(Stored data entries)
%%

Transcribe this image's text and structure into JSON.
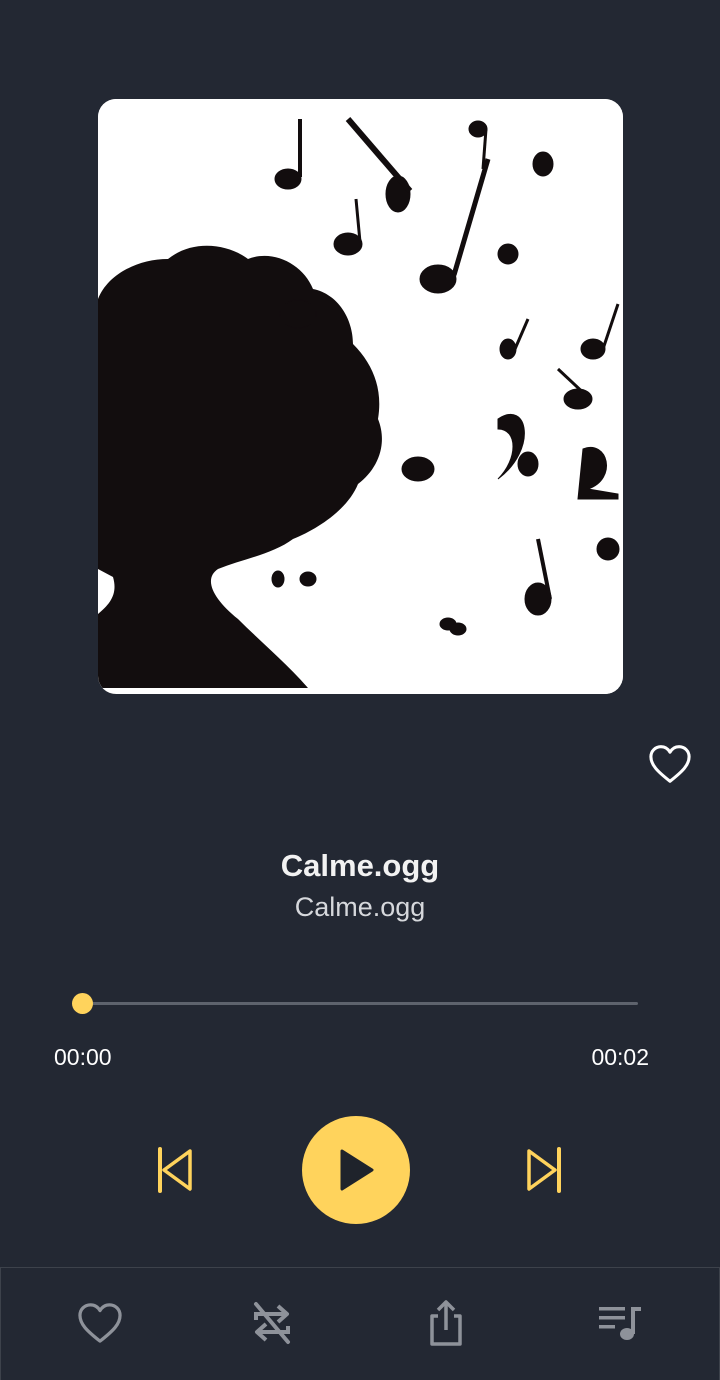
{
  "track": {
    "title": "Calme.ogg",
    "artist": "Calme.ogg",
    "album_art": "silhouette-head-with-music-notes"
  },
  "playback": {
    "current_time": "00:00",
    "duration": "00:02",
    "progress": 0.0,
    "state": "paused"
  },
  "controls": {
    "favorite_icon": "heart-outline-icon",
    "previous_icon": "skip-previous-icon",
    "play_icon": "play-icon",
    "next_icon": "skip-next-icon"
  },
  "bottom_bar": {
    "items": [
      "heart-icon",
      "repeat-off-icon",
      "share-icon",
      "playlist-icon"
    ]
  },
  "colors": {
    "background": "#232833",
    "accent": "#ffd35c",
    "seek_track": "#5e636d",
    "bottom_icons": "#8e929a"
  }
}
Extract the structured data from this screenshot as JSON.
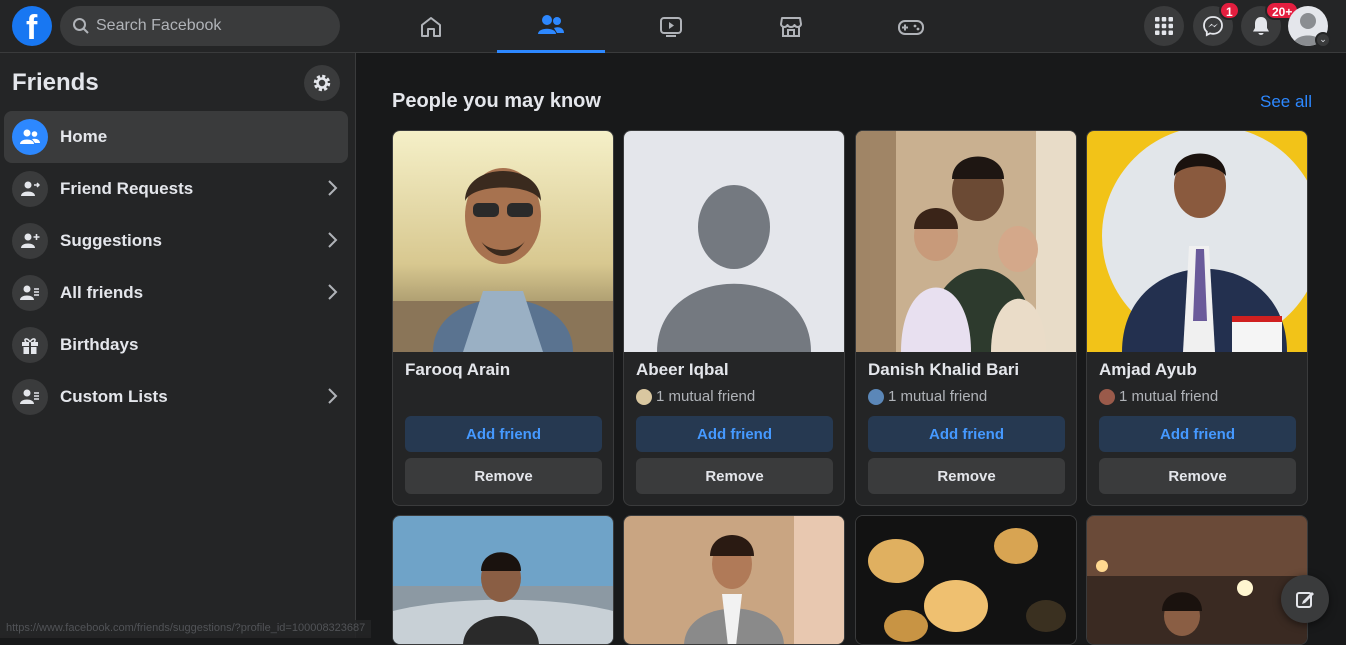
{
  "topbar": {
    "logo_letter": "f",
    "search_placeholder": "Search Facebook",
    "nav_tabs": [
      {
        "icon": "home-icon"
      },
      {
        "icon": "friends-icon",
        "active": true
      },
      {
        "icon": "watch-icon"
      },
      {
        "icon": "marketplace-icon"
      },
      {
        "icon": "gaming-icon"
      }
    ],
    "messenger_badge": "1",
    "notifications_badge": "20+"
  },
  "sidebar": {
    "title": "Friends",
    "items": [
      {
        "label": "Home",
        "icon": "friends-icon",
        "active": true,
        "chevron": false
      },
      {
        "label": "Friend Requests",
        "icon": "friend-request-icon",
        "chevron": true
      },
      {
        "label": "Suggestions",
        "icon": "add-friend-icon",
        "chevron": true
      },
      {
        "label": "All friends",
        "icon": "friend-list-icon",
        "chevron": true
      },
      {
        "label": "Birthdays",
        "icon": "gift-icon",
        "chevron": false
      },
      {
        "label": "Custom Lists",
        "icon": "custom-list-icon",
        "chevron": true
      }
    ]
  },
  "main": {
    "section_title": "People you may know",
    "see_all": "See all",
    "cards": [
      {
        "name": "Farooq Arain",
        "mutual": "",
        "add_label": "Add friend",
        "remove_label": "Remove"
      },
      {
        "name": "Abeer Iqbal",
        "mutual": "1 mutual friend",
        "add_label": "Add friend",
        "remove_label": "Remove"
      },
      {
        "name": "Danish Khalid Bari",
        "mutual": "1 mutual friend",
        "add_label": "Add friend",
        "remove_label": "Remove"
      },
      {
        "name": "Amjad Ayub",
        "mutual": "1 mutual friend",
        "add_label": "Add friend",
        "remove_label": "Remove"
      }
    ]
  },
  "status_url": "https://www.facebook.com/friends/suggestions/?profile_id=100008323687",
  "colors": {
    "accent": "#2d88ff",
    "background": "#18191a",
    "surface": "#242526",
    "badge": "#e41e3f"
  }
}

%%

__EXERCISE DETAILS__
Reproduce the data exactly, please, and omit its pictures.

__REPLY TO THE TASK__
Transcribe this image's text and structure into JSON.
{
  "track": {
    "title": "Calme.ogg",
    "artist": "Calme.ogg",
    "album_art": "silhouette-head-with-music-notes"
  },
  "playback": {
    "current_time": "00:00",
    "duration": "00:02",
    "progress": 0.0,
    "state": "paused"
  },
  "controls": {
    "favorite_icon": "heart-outline-icon",
    "previous_icon": "skip-previous-icon",
    "play_icon": "play-icon",
    "next_icon": "skip-next-icon"
  },
  "bottom_bar": {
    "items": [
      "heart-icon",
      "repeat-off-icon",
      "share-icon",
      "playlist-icon"
    ]
  },
  "colors": {
    "background": "#232833",
    "accent": "#ffd35c",
    "seek_track": "#5e636d",
    "bottom_icons": "#8e929a"
  }
}
Extract the structured data from this screenshot as JSON.
{
  "topbar": {
    "logo_letter": "f",
    "search_placeholder": "Search Facebook",
    "nav_tabs": [
      {
        "icon": "home-icon"
      },
      {
        "icon": "friends-icon",
        "active": true
      },
      {
        "icon": "watch-icon"
      },
      {
        "icon": "marketplace-icon"
      },
      {
        "icon": "gaming-icon"
      }
    ],
    "messenger_badge": "1",
    "notifications_badge": "20+"
  },
  "sidebar": {
    "title": "Friends",
    "items": [
      {
        "label": "Home",
        "icon": "friends-icon",
        "active": true,
        "chevron": false
      },
      {
        "label": "Friend Requests",
        "icon": "friend-request-icon",
        "chevron": true
      },
      {
        "label": "Suggestions",
        "icon": "add-friend-icon",
        "chevron": true
      },
      {
        "label": "All friends",
        "icon": "friend-list-icon",
        "chevron": true
      },
      {
        "label": "Birthdays",
        "icon": "gift-icon",
        "chevron": false
      },
      {
        "label": "Custom Lists",
        "icon": "custom-list-icon",
        "chevron": true
      }
    ]
  },
  "main": {
    "section_title": "People you may know",
    "see_all": "See all",
    "cards": [
      {
        "name": "Farooq Arain",
        "mutual": "",
        "add_label": "Add friend",
        "remove_label": "Remove"
      },
      {
        "name": "Abeer Iqbal",
        "mutual": "1 mutual friend",
        "add_label": "Add friend",
        "remove_label": "Remove"
      },
      {
        "name": "Danish Khalid Bari",
        "mutual": "1 mutual friend",
        "add_label": "Add friend",
        "remove_label": "Remove"
      },
      {
        "name": "Amjad Ayub",
        "mutual": "1 mutual friend",
        "add_label": "Add friend",
        "remove_label": "Remove"
      }
    ]
  },
  "status_url": "https://www.facebook.com/friends/suggestions/?profile_id=100008323687",
  "colors": {
    "accent": "#2d88ff",
    "background": "#18191a",
    "surface": "#242526",
    "badge": "#e41e3f"
  }
}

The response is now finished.